Funding for Puente is provided by individual donors and project-specific grants from private foundations and in some cases, local governments. The latter has proved to be tricky as politics come into play. Still, Coppa has found that local governments are easier to navigate and more open to supporting Puente’s projects because of their connection to local communities. Puente also leans into its Peace Corp roots. Friends of the Dominican Republic, a foundation associated with the Peace Corps, is a frequent funder of physical projects.

Still, funding remains Puente’s biggest challenge. “It’s hard articulating the needs because there are so many,” Coppa says. “We replace dirt floors with concrete, install bathrooms, get water to people, help with schools. We brought in a marketing team to shoot video for YouTube. We were told they could do several hour-long documentaries. It’s also difficult connecting with individual donors and medical missions. Personal networking is important and that’s hard to do from the Dominican Republic.”

And yet, the wins make every slog to the capital to code, every dirt floor to replace with concrete, every blessed task worth it. when seeing Puente’s impact. Bringing running water to 500 homes in three communities was huge. But perhaps the bigger win for Coppa is seeing the locals take initiative in their own projects. “Being able to come back six months, nine months later and seeing the difference in people’s lives—it changes the mentality of everyone to this works! Our model empowers locals and there is pride in success.”

The Puente model and its success is spreading. Puente now has a team that’s fast approaching 45  who address community health, water access, sanitation and hygiene, project programming, software engineering, finance, and other functions. It is active in four sites in the Dominican Republic and has expanded to nine countries. This includes Ecuador, Haiti, Nicaragua, and Uganda. Each site uses the Puente platform and methodology. Coppa hopes to see more partners in more countries join Puente as its approach works.

Asked what advice he’d give others who want to start a nonprofit or other commercial venture and Coppa offered this:

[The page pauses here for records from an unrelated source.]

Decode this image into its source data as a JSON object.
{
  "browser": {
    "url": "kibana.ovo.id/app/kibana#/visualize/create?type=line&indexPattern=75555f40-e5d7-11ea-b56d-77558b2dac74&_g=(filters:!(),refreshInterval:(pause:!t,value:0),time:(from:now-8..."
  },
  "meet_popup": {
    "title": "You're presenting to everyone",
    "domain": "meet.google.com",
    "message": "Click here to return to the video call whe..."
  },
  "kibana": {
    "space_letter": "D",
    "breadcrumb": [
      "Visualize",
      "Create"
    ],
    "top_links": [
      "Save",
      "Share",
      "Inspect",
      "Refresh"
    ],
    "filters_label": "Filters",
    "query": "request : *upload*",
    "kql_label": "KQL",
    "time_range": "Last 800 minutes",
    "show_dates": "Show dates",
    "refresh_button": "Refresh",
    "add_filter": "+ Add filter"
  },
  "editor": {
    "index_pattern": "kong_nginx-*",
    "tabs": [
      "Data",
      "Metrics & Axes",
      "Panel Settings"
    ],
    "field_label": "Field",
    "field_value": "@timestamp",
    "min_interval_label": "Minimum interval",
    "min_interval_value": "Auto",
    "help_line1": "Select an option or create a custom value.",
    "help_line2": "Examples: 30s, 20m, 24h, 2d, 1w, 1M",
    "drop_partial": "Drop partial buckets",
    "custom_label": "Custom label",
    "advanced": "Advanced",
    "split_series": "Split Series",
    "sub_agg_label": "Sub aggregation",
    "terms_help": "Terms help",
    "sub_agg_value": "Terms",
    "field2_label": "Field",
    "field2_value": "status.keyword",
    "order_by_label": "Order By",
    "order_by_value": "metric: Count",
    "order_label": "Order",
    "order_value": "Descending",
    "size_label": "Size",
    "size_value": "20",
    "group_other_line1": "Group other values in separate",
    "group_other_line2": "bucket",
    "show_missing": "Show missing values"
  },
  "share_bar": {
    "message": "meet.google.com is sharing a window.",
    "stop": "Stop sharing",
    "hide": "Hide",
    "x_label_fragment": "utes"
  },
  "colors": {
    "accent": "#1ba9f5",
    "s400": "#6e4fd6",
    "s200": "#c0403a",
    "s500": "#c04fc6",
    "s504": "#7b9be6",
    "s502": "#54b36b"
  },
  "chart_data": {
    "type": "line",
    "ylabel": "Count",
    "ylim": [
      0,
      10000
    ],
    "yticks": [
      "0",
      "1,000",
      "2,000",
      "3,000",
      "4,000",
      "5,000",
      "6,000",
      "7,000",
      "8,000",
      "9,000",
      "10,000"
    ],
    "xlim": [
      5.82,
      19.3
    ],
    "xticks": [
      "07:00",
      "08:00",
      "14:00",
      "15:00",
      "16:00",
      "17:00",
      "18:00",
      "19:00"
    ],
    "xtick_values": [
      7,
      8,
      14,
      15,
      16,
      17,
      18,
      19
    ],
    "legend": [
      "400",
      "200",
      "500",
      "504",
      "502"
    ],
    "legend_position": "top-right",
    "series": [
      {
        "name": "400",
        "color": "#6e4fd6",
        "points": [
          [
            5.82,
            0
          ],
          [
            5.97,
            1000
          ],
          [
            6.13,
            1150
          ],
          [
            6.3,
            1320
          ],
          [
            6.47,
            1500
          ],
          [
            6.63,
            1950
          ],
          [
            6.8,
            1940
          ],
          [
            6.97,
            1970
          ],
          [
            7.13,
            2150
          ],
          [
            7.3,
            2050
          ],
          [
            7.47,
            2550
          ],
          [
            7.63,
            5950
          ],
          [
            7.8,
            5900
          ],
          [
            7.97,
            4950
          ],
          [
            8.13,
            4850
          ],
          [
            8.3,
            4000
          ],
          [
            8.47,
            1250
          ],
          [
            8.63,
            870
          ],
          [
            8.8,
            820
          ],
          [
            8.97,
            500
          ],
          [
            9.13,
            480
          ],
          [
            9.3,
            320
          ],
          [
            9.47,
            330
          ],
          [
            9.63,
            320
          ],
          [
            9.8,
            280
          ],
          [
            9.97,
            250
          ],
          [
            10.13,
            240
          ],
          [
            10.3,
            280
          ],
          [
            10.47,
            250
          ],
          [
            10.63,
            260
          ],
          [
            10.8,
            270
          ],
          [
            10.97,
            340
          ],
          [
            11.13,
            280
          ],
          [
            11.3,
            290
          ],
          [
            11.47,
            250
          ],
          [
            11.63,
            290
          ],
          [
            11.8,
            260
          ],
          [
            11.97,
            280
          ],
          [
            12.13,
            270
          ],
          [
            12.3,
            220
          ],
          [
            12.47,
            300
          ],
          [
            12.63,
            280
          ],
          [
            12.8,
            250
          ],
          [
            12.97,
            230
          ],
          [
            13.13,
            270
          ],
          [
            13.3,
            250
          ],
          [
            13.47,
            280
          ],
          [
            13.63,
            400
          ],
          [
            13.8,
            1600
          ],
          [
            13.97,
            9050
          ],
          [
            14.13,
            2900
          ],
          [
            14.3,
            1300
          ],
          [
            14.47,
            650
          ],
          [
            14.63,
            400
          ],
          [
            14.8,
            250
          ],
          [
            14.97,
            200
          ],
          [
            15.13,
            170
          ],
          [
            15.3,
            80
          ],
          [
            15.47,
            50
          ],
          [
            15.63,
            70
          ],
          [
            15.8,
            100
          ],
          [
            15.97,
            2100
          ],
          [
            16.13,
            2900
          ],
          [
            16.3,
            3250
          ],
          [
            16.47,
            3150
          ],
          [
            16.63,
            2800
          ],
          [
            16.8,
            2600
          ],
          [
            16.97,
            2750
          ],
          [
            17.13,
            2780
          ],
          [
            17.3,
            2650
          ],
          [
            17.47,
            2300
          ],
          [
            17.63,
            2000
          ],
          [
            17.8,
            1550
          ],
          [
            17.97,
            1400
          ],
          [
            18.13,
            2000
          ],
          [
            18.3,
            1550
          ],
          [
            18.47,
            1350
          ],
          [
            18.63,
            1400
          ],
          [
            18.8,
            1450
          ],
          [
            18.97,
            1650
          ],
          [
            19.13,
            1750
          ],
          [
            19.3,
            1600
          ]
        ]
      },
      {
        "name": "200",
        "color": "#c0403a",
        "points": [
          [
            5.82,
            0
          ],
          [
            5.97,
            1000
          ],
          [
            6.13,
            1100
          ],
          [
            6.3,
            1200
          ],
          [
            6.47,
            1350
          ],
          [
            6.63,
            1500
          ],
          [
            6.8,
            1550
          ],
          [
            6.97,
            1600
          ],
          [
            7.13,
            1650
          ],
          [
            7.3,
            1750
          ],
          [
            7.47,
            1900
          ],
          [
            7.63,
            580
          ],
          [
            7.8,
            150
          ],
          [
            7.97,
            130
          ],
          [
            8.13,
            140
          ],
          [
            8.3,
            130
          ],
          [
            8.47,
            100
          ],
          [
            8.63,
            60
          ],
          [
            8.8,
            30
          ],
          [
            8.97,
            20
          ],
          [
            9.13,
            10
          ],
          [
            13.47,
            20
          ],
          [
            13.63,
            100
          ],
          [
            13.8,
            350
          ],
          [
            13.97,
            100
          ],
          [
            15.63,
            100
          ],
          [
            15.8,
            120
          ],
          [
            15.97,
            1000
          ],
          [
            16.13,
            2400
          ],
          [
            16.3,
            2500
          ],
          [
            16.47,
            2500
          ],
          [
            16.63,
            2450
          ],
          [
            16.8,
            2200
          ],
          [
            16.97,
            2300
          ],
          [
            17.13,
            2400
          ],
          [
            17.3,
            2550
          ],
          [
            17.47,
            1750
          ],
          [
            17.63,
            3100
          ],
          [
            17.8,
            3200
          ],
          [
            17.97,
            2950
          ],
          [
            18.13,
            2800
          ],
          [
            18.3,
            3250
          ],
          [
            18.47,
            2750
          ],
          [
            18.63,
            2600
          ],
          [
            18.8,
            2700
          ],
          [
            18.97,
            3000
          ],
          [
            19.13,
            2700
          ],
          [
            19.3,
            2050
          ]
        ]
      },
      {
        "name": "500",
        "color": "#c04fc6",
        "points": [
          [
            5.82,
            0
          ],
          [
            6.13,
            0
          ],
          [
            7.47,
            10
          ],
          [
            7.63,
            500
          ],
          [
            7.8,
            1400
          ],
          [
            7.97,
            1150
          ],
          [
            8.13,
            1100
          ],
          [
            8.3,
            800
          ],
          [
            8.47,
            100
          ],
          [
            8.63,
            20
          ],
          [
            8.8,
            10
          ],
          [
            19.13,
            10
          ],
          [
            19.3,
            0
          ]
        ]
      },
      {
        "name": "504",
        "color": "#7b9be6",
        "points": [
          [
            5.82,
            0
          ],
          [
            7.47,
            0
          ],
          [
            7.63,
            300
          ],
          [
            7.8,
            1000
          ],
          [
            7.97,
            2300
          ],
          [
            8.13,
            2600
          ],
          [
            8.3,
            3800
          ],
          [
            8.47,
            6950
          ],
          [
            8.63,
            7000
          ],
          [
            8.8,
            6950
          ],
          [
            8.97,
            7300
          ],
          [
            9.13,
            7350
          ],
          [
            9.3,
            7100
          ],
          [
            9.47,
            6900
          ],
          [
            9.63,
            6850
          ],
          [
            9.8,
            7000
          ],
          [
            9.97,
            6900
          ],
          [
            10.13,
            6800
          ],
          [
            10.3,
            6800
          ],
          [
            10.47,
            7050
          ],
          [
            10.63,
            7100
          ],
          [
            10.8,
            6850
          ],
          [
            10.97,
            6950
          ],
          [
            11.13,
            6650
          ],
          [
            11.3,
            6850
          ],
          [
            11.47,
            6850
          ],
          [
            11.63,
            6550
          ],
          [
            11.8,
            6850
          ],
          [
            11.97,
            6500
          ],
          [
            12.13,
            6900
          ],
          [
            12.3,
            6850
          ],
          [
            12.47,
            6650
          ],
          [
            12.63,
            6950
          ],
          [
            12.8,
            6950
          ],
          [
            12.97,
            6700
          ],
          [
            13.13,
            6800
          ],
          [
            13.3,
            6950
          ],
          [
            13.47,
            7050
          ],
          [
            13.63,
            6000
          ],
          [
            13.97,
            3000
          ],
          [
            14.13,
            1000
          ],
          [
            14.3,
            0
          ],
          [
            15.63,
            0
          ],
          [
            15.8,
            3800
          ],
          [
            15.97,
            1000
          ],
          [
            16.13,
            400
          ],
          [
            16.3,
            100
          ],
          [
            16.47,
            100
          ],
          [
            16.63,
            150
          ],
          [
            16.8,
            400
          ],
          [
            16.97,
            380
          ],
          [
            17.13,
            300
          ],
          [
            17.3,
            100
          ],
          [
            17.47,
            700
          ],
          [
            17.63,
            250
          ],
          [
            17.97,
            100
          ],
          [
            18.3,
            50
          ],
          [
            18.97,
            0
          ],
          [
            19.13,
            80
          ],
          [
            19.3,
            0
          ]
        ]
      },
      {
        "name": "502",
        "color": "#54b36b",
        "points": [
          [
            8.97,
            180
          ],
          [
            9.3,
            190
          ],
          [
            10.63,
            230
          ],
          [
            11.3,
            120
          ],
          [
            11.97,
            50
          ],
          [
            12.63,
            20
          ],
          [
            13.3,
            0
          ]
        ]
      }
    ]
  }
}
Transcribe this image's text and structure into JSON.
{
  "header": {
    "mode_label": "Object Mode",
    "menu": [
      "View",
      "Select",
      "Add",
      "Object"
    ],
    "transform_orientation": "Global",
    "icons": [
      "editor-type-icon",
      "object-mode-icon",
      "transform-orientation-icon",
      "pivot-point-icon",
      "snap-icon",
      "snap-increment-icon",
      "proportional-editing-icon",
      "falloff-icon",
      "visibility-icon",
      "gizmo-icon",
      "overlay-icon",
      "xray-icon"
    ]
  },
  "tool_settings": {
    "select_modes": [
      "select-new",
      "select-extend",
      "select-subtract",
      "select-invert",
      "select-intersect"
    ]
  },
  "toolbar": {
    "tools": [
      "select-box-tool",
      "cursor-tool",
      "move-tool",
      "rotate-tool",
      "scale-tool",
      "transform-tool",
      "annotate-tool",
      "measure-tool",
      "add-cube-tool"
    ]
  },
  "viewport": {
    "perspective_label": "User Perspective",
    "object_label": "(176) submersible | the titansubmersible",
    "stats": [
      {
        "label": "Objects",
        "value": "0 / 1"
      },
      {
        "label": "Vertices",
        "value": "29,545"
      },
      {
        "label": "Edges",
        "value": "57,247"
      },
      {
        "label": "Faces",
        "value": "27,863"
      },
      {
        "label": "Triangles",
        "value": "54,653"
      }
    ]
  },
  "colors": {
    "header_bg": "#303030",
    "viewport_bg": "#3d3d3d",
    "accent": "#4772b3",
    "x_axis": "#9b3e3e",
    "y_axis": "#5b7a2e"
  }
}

“Be passionate about what you do. This is especially important in nonprofits as you will always be pushing the stone up a hill. The job is never over. You must believe in what you do and have the right intention. Staying true to your mission and vision will sustain you. Surrounding yourself by amazing teammates helps as well! We have a team full of like-minded people who would do anything and everything for others. Finally, be scrappy! You can always make things work.”